You probably don't think about your car's wheels that much, but to state the exceedingly obvious they're an essential part of every car.
They're also surprisingly heavy, as you'll know if you've ever rotated your tires or had to change to a spare at the side of the road. Heaviness is a quality undesirable for fuel efficiency.
Carbon fiber, however, is light. So could carbon fiber wheels be a match made in heaven, an ideal way of improving the efficiency of future vehicles?
Possibly so, though for the meantime, as demonstrated by Jay Leno in his latest video (via Motor Authority), they're aimed at improving performance.
Why go lightweight?
The weight of regular wheels has more impact on the car than just its curb weight, though reduce the weight of any component on a car and you work towards a more efficient vehicle.
It's the properties of a car's wheels that also influence how the reduced weight of carbon fiber components can bring about improvements.
Firstly, wheels are not "sprung" mass.
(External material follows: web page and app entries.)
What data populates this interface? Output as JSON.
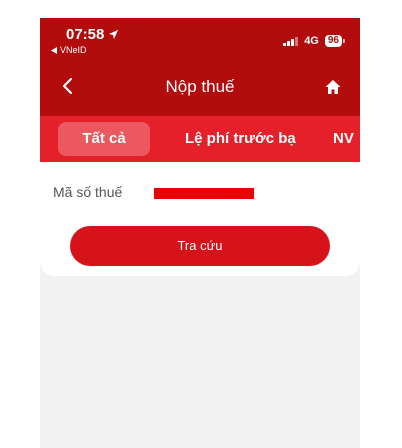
{
  "status_bar": {
    "time": "07:58",
    "back_app": "VNeID",
    "network": "4G",
    "battery": "96"
  },
  "header": {
    "title": "Nộp thuế"
  },
  "tabs": [
    {
      "label": "Tất cả",
      "active": true
    },
    {
      "label": "Lệ phí trước bạ",
      "active": false
    },
    {
      "label": "NV",
      "active": false
    }
  ],
  "form": {
    "tax_code_label": "Mã số thuế",
    "tax_code_value": "",
    "submit_label": "Tra cứu"
  },
  "colors": {
    "header_bg": "#b20c0c",
    "tabs_bg": "#e4202a",
    "button_bg": "#d6121b"
  }
}
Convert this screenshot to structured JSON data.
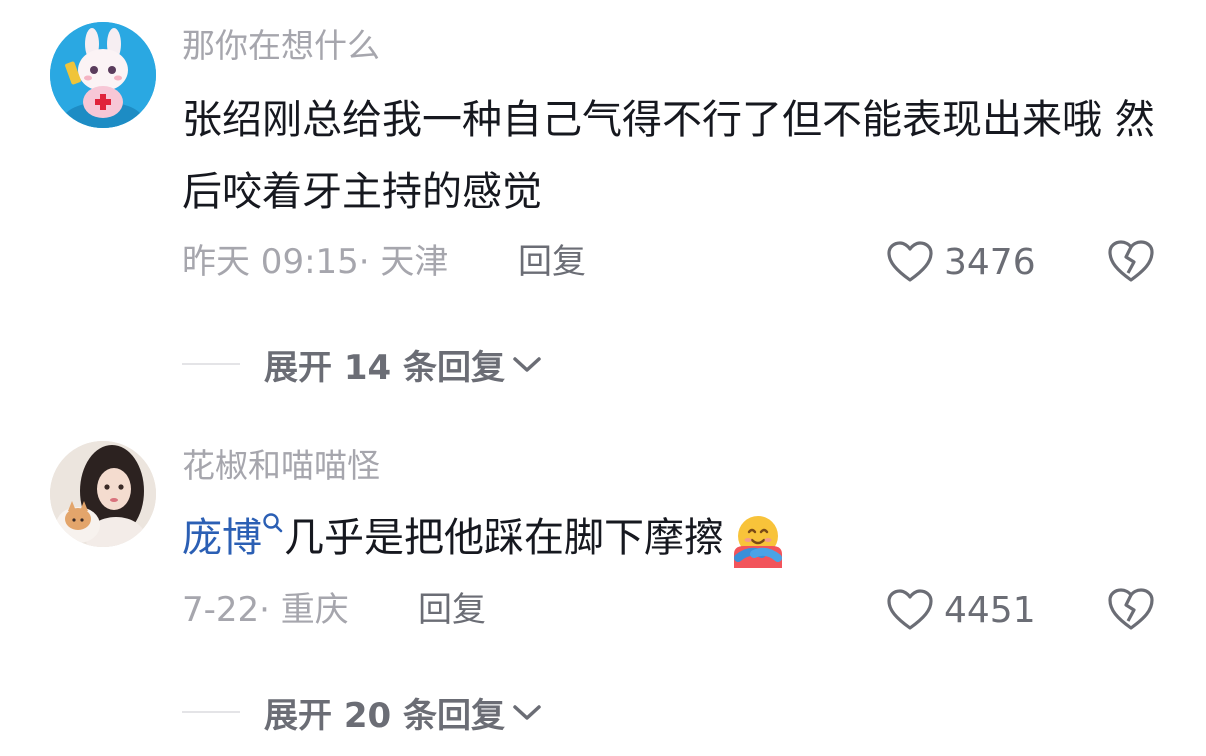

Sprung mass refers to any part of the vehicle carried by the suspension, but wheels move about on the other end of a vehicle's suspension.
They and the tires follow the lie of the land, and the lower their weight the easier they're able to do this.
Carbon fiber wheels have less inertia when they move, hitting a bump and returning to their starting position rather than being launched over it, to however small a degree. This, as you might imagine, is better for ride quality.
But wheels also spin, generating rotational mass.
A spinning mass, as Carbon Revolution's Brett Gass demonstrates with a gyroscope in the video, is harder to turn. It's also harder to start and stop, because you're always fighting against that rotational mass.
The key here is improving that ability to start. Make a wheel light (indeed, making all four wheels light), and it takes less effort to get moving. Less effort to get moving means less fuel or electricity used, increasing mileage and range.
Carbon Revolution wheels tested on Jay Leno's Garage
Carbon fiber structures aren't just light, but also very stiff and strong--hence their use in racing cars for years. This helps prevent flex under harder cornering, something noted in the video.
While currently expensive--the full set of wheels mounted to the Porsche costs $15,000--improvements in the technology used to make carbon fiber is also bringing down the cost. It may never be as cheap as making aluminum wheels, but its benefits could make it desirable for those really serious about economy.
And while this is subjective, carbon fiber also looks pretty cool.
Few of us are immune to the joys of aesthetics on our vehicles, and those who enjoy making a statement about efficiency as much as they enjoy efficiency itself will no doubt get a kick from running carbon fiber wheels...